Blood pressure is measured with a cuff that constricts the arm. The systolic pressure (higher number) represents the pressure that the heart generates with each contraction. The diastolic pressure (lower number) represents the pressure that remains in the arteries while the heart is filling with blood to get ready for the next contraction. To take an accurate blood pressure it is important to sit in a comfortable chair with your feet flat on the ground for five minutes. You should wait at least 30 minutes after exercise, caffeine or smoking. Electronic blood pressure cuffs are easy to use. It is best to bring in a new cuff to your next clinic visit to ensure that it is reading properly.
Elevation of either the systolic or diastolic blood pressure can lead to an increased risk of heart attack or stroke. The earlier high blood pressure is detected and treated the more benefit is gained, with up to two years longer healthy life on average. Controlling blood pressure in the elderly also greatly reduces the risk of heart attack and stroke and adds to healthy life on average.
Everyone should optimize their health habits to reduce their risk of heart disease and stroke. Smoking and all tobacco products should be avoided. There is no safe amount of smoking. Even second hand smoke should be avoided. The “Dietary Approaches to Stop Hypertension” (DASH) diet is rich in fruits, vegetables, and low-fat dairy products with a reduced content of saturated fat. For detailed information go to http://dashdiet.org. Decreasing sodium intake to under 1500 mg per day and eating foods rich in potassium are important elements of a healthy diet. Losing weight is needed for most American adults. The blood pressure improves on average 1 mm Hg for every 2 pounds of weight loss. Physical activity that increases the heart rate for 150 minutes per week helps with heart health and weight loss. Lastly, alcohol use should be moderate for adults with the maximum daily intake of alcoholic beverages limited to two for men and one for women.
Managing high blood pressure is best done as a team. Your efforts to maintain a healthy lifestyle and following your care plan, your provider and their staff managing your medication and appropriate laboratory testing. The specific medication recommended is individualized for you. Often more than one medication is required.
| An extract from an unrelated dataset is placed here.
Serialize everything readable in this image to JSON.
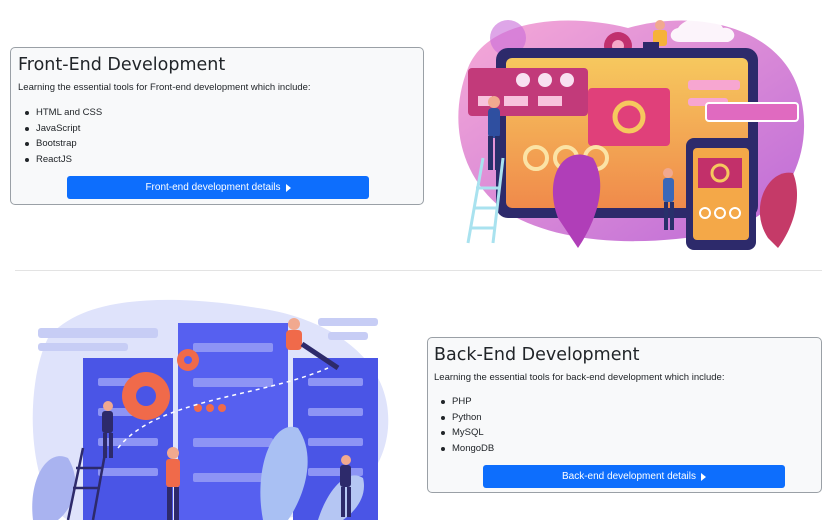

The providers at Seward Community Health Center are anxious to help you with all your medical needs. We are a certified Patient Centered Medical Home and have a team of professionals to assist you. Call us a 907 224-2273 for an appointment to join our team for better health in Seward.